Professor of Medicine and Health Behavior
University of North Carolina School of Medicine
Director, Behavior and Technology Lab (BATLab) and UNC
University of North Carolina
Chapel Hill, North Carolina
Lisa Hightow-Weidman, MD, MPH, has no real or apparent conflicts of interest to report.
In this HIV cases series, we highlight common patient case scenarios and the critical decision making that goes into selecting optimal patient management strategies. This case features a Hispanic man who has sex with men (MSM) in his 20s with a stressful life situation, a history of depression, a recent diagnosis of HIV infection, and considerable fear of disclosure and stigma.
The patient is a 26-year-old Hispanic MSM who recently had to move back into his parents’ home after being laid off from his job. He was diagnosed with HIV infection shortly after this move. His parents are not aware that he is gay, and he is very worried that they will not only find out about his HIV status but also about his sexual identity. He has never been formally diagnosed with depression but does report a period of time in his late teens and early 20s when he was “very sad” and had a hard time getting out of bed for weeks at a time. He reports recently breaking up with his partner of 1 year after he discovered his partner was having sex with other people he was meeting online. He feels very alone and does not know how he can deal with his HIV treatment along with all of the other issues going on in his life. Finally, he scores in the depressed range on a clinic-administered depression screener.
Key Considerations and Provider Strategies for Addressing Potential Treatment Challenges
We have all seen clients such as this young man in our practices—those patients who want to take charge of their HIV treatment but have other stressors in life that make it difficult to incorporate daily adherence to ART into their life. Studies have found that stigma related to HIV can be a significant stressor and one that is associated with depression. This may be seen to a greater degree in communities of color. For this young man, active depression may play a role in decreasing adherence. In addition, living with his family and potentially inadvertently disclosing his sexual identity and/or his HIV-positive status is clearly causing him significant stress.
We know that high levels of adherence are associated with maximum suppression of HIV-1 RNA replication, reduced rates of drug resistance, and increased survival.
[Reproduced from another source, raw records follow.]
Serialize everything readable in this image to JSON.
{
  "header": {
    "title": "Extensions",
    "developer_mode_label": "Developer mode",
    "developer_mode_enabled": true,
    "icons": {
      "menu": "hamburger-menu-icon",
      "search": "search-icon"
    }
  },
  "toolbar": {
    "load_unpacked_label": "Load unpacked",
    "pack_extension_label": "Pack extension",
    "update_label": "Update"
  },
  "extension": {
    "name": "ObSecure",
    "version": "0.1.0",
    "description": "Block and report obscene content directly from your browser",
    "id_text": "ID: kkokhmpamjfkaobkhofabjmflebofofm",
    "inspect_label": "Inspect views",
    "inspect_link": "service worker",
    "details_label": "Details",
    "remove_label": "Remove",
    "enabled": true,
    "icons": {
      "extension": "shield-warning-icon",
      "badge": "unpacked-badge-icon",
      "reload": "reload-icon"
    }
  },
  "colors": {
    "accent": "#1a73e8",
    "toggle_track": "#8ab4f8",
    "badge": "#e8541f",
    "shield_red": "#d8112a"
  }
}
It is important, therefore, to identify and try to address those challenges to adherence that may affect our patients’ ability to adhere.
My approach to this patient would involve trying to address these barriers to adherence, even before (but certainly in concert with) starting him on ART. Providing reassurance, understanding, and some concrete suggestions on how to avoid inadvertent disclosure of his HIV status is a straightforward first step. Medications can be simple; some of the 1-pill, once-daily regimens can be disguised as vitamins, and patients may take them without other family members realizing exactly what they are. Of more importance and thus more challenging for this patient is helping him address some of the psychosocial and structural problems he is facing. Involving a social worker or case manager to help him find a different living situation and employment (if possible) and referring him to a mental health professional who can assist in more formally addressing any depression may, in turn, help with adherence to his HIV treatment. Those of us who have multidisciplinary teams located within our clinics may be able to begin to address these issues within the clinic; others may need to turn to resources in the community. Working with a team may help with relationship building as well. Sometimes one member of the team may “click” more with an individual patient better than others. Patients may not want to admit to their healthcare provider that they have struggled with adherence for fear of disappointing them, but they may admit that to the social worker or nurse, for example. By having other people who can engage with the patient in different ways, we often get a more complete understanding of a patient’s life situation and concerns.
Often we have time pressures in our practices that make holistic care challenging. To address that, I would also increase the frequency of visits for this patient to keep in touch with how he is managing his medications and his life. We often cannot address every issue each time—but it is crucial to identify and act on the ones that are the most pressing and likely to affect adherence and retention in care.
What about you? What strategies have you incorporated into your clinic practice that work with patients similar to this case? Please comment below.